6. Junior division: Gavin Bent
Like many of us, Gavin wondered if there might be a solar system in our universe that could support life — either human or alien. Using a calculator and researched information on a selection of giant and dwarf stars, Gavin carefully worked out the radiation dose in rems per year for each star. He clearly listed the reason for every step in the equation, making his presentation easily understood.
7. Senior division: Andres Iturregui and Daniel Kim
Developing a control algorithm and simulation for thrust vector-controlled rockets
Andres and Daniel created a beautifully designed project that documented the steps in their effort to create — in both simulated and real-world models — a rocket with thrust vector control capabilities.
This is not a simple endeavor, and Andres and Daniel struggled to conduct a successful flight. However, judges were awestruck at the large amount of calculations, research and trial-and-error the team poured into their attempts. The judges wished them every success in the future, and hope they continue to work on their rocket.
8. Senior division: Phillip Ionkov and Ming-Yuan Lo

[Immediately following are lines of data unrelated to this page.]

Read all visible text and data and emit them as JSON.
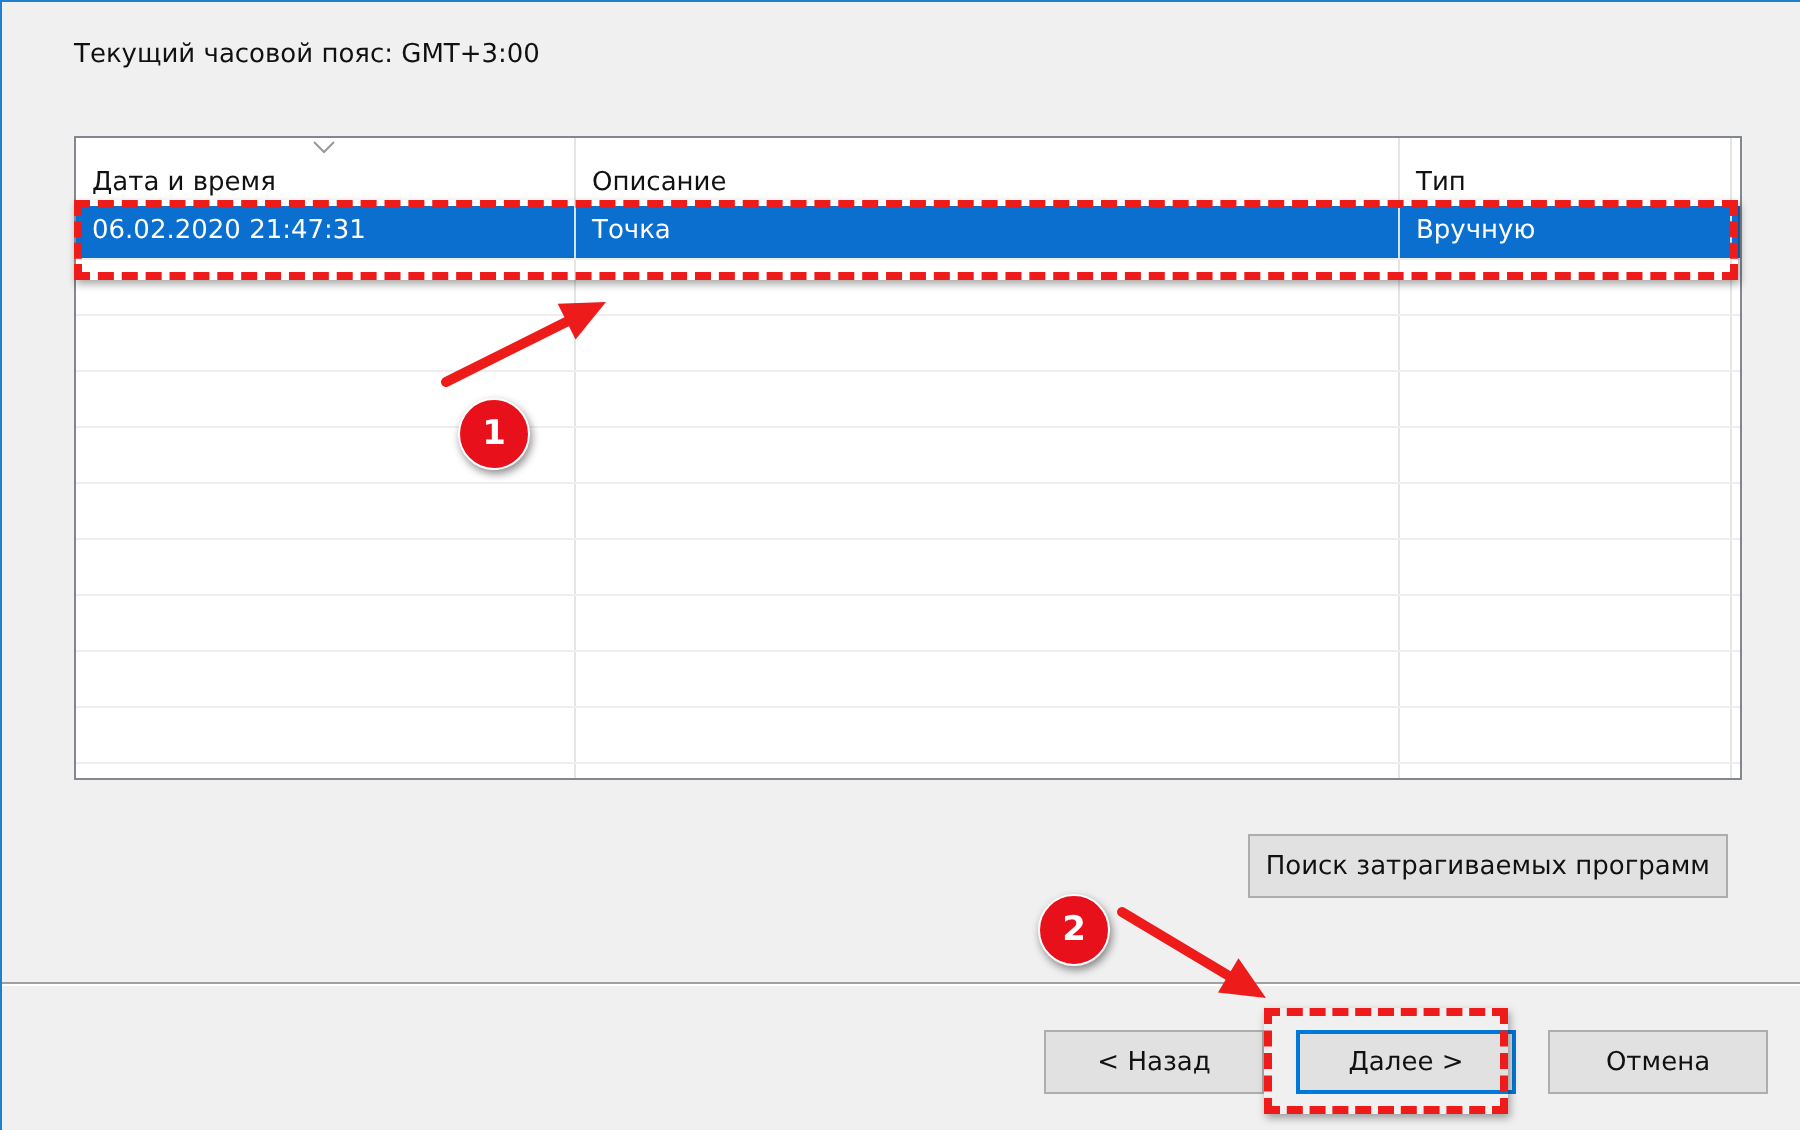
{
  "timezone_label": "Текущий часовой пояс: GMT+3:00",
  "table": {
    "columns": [
      {
        "label": "Дата и время",
        "sorted": true
      },
      {
        "label": "Описание",
        "sorted": false
      },
      {
        "label": "Тип",
        "sorted": false
      }
    ],
    "rows": [
      {
        "cells": [
          "06.02.2020 21:47:31",
          "Точка",
          "Вручную"
        ],
        "selected": true
      }
    ]
  },
  "search_button": "Поиск затрагиваемых программ",
  "buttons": [
    {
      "label": "< Назад",
      "default": false
    },
    {
      "label": "Далее >",
      "default": true
    },
    {
      "label": "Отмена",
      "default": false
    }
  ],
  "callouts": [
    {
      "label": "1",
      "kind": "row"
    },
    {
      "label": "2",
      "kind": "button"
    }
  ]
}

Designing a system to build telescope mirrors in space
For this team project, Phillip and Ming-Yuan illustrated an idea for using robots to assemble sections of the massive mirrors needed by telescopes in space. By separating the mirror into sections, the compact, stored pieces can more easily be launched from Earth and reassembled to their full form once the telescope is in place.

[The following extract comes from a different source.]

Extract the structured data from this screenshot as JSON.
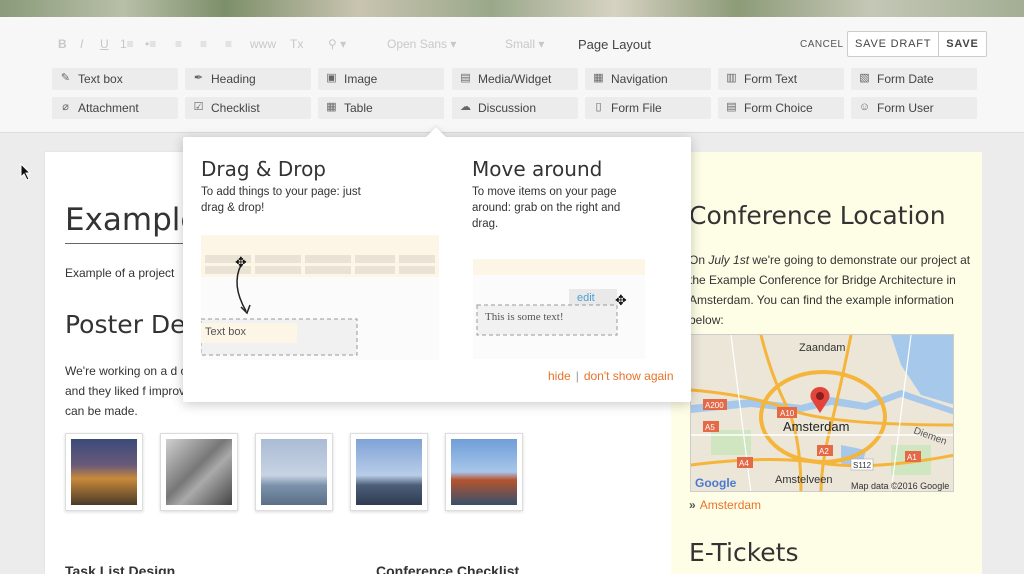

Phillip and Ming-Yuan produced a clear idea, with terrific visual aids. The judges admired their creativity!
9. Senior division: Michael Bane
This project was a continuation of Michael’s presentation from a previous year. The judges were happy to see students build on their earlier work and continue to explore areas of interest.
This year, Michael returned to his aerofoil models, hoping to make them more efficient and more environmentally friendly by reducing carbon emissions. He used digital simulations as well as foam models. He conducted physical tests in a very impressive homemade wind tunnel.
The project was concluded with a list of plans for future study and testing.
See you at next year’s science fair!